My sister has Borderline Personality Disorder (BPD). It feels facetious and flippant to write that in a blog, but it’s something I’ve been dancing around for a while now. There’s a few reasons it feels wrong, the least of which is an ‘agree to disagree’ situation I had with my mother over psychology. A deeper reason is that I mostly managed to escape the cauldron of that behavior (or so I thought), and the term is somewhat archaic — it’s 25 years on since I heard that explanation from a psychologist. Continue reading
March 20, 2020 at 12:59 AM — As part of a writing education, students (used to) learn all about how humans communicate including about communicable diseases, epidemiology, vaccines and genetics, and government responses to these things. This supposedly helps us to write better fiction and do better research for documentary. Of course, these days most of us are sidelined into other pursuits so the sons and daughters of real estate folks and former television stars can share their ignorance, leaving us scared and wondering ‘what TF now?’ Anyway, I thought I’d write some thoughts that come out of my old curriculums in these matters that some people may not be understanding.
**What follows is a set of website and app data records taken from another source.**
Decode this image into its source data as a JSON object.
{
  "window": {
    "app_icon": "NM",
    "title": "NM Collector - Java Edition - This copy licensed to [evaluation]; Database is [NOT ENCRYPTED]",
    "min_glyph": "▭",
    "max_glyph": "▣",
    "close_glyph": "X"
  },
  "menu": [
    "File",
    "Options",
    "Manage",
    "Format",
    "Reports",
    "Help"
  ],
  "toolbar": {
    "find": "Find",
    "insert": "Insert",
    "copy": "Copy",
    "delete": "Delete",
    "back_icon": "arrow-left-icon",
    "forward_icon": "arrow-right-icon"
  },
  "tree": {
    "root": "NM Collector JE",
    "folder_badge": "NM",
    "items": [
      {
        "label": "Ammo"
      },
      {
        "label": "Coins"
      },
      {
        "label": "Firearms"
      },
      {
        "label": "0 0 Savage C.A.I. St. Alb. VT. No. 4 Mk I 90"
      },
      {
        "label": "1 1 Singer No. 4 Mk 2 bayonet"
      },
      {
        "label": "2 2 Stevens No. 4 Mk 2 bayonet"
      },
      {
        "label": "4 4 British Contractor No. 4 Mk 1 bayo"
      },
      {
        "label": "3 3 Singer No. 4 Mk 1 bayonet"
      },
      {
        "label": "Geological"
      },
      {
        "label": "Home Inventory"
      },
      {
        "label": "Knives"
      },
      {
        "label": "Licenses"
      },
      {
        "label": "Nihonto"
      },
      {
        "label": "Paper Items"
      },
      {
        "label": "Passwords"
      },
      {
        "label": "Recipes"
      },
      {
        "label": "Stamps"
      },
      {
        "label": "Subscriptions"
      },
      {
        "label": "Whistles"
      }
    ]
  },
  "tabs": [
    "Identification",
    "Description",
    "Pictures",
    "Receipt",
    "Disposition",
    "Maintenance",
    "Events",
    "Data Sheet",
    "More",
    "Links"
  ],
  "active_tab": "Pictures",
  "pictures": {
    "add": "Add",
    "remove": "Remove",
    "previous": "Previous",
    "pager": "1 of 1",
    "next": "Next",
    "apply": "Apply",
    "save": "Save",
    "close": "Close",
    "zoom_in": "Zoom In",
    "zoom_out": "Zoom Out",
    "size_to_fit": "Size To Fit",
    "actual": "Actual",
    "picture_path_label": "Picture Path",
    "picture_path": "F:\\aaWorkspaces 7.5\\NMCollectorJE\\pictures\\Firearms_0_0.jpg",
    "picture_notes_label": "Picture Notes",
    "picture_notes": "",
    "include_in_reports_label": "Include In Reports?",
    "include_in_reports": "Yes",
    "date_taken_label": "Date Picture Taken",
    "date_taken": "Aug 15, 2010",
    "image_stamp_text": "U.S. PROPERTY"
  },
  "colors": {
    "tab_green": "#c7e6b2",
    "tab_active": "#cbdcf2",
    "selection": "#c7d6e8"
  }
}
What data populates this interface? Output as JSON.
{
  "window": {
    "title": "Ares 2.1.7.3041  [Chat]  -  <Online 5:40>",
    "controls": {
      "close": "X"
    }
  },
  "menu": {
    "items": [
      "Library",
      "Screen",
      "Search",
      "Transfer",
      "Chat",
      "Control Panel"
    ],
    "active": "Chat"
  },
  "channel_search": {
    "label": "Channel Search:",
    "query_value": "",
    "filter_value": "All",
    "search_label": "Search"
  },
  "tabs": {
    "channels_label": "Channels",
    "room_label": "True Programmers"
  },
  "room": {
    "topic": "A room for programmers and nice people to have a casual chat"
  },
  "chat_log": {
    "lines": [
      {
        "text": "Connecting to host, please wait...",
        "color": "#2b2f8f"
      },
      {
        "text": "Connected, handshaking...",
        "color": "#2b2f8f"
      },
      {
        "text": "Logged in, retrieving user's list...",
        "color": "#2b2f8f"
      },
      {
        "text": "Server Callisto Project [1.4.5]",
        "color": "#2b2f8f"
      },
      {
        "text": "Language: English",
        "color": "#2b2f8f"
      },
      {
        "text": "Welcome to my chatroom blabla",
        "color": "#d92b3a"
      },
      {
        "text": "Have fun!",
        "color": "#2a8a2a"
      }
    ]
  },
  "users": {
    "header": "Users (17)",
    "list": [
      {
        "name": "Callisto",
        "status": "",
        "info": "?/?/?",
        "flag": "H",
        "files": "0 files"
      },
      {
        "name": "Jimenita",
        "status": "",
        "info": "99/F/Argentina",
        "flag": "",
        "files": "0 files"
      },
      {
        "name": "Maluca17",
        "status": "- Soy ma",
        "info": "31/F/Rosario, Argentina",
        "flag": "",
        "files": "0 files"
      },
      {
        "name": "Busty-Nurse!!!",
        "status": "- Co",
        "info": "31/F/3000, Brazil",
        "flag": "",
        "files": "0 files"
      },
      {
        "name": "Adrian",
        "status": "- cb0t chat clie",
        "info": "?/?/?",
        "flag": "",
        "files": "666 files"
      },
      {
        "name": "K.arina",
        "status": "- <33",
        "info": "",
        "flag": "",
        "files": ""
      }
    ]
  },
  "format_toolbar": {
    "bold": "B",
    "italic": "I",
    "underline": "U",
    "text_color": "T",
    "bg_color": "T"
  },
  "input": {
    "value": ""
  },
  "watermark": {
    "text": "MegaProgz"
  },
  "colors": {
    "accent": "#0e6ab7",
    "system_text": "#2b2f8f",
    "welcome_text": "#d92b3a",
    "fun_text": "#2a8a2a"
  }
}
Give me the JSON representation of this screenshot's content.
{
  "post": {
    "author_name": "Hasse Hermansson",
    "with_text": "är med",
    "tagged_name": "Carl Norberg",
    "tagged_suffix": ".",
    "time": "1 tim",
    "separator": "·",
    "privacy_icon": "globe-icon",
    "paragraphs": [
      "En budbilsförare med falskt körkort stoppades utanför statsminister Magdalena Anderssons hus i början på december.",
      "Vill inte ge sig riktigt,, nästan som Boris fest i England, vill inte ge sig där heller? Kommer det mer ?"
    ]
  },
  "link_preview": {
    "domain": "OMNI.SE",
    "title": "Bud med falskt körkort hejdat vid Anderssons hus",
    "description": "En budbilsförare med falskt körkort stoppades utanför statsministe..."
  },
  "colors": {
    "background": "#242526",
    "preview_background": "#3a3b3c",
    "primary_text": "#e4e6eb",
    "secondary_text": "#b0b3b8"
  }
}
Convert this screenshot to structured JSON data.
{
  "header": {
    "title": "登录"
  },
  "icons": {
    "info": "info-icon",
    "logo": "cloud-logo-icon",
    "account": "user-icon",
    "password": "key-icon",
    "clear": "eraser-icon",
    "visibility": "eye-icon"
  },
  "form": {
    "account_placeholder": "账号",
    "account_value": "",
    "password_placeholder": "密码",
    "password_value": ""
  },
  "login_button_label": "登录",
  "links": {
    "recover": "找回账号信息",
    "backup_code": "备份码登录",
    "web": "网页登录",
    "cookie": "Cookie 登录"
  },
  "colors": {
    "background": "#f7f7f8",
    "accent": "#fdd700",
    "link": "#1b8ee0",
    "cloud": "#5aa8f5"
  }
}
February 26, 2020 at 2:38 AM — I been planning to write this blog post for a long time, but it seems to have gotten stuck. So much so that I feel my current health problems of gut pain and back pain come from this same stuck place. Writing about the concept of a ‘bigot’ isn’t easy, as I found when writing a blog post looking into the origin of the word in my other blogging space. This post here is more of a personal look at the conversations with a bigot going on in my own imagination. I feel like I’ve gained an insight worth sharing with writers, but I’m unsure if I can get it across in the space of a blog post.
December 31, 2019 at 11:34 PM — Here’s to things looking better in 2020. This year of 2019 ends not only a trying year but a whole decade, and it seems so much more is ending or transitioning in my life. It’s a bit strange to mark a meaningless moment astronomically as the end of one year and the beginning of a new one, to place so much significance on one passing piece of time, but it allows a chance to reflect back and look forward…to process the changes now in motion. Continue Reading
The university admissions scandal (#varsityblues) is one of those watershed moments that has me looking back over life and doing some rewriting. My autobiographical fiction books have some thoughts about ‘the death of universities’ in America, and some of those anecdotes come to mind. People have been saying that cheating is nothing new or it’s always been like this, but really it hasn’t, at least not to this degree. Continue Reading
Neil deGrasse Tyson (NDT) is having his #metoo moment. His response to the characterizations of him as a groper and an assaulter can be found on his Facebook page. It’s an eloquent defense, and frankly I find myself on his side, but I feel no need to defend him. Perhaps I will be accused of ‘mansplaining’ for this, and we cannot be sure what happened over a decade ago when he was in grad school, but the two other incidents he defends are in my mind an example of #metoo gone too far. Continue Reading
I had an odd week. There’s lots on my mind, and it’s coming to me in a bunch of little stories, a bunch of odds and ends like the Abbey Road album or an anthology of shorts. I can’t say these are traumas so much as they are irksome incidents to rankle with in the wee hours of a restless night. Continue Reading
About eight to ten years ago, I became largely silent on ideology and sociopolitical writing and talk. Lately, I’ve been considering the effects of not speaking up. The decision to remain mostly silent grew out of two separate circumstances. Trolls on the internet and Continue Reading
In the ‘old’ America, people of an ideological viewpoint acted to reel in those people on their own ‘side’ that had strayed from the truer understanding. McCain does this to Trump, and so in that tradition as a writer who studied the civil rights movement in depth, I wanted to take on this idea rising in the culture of “Punch a Nazi.” Continue Reading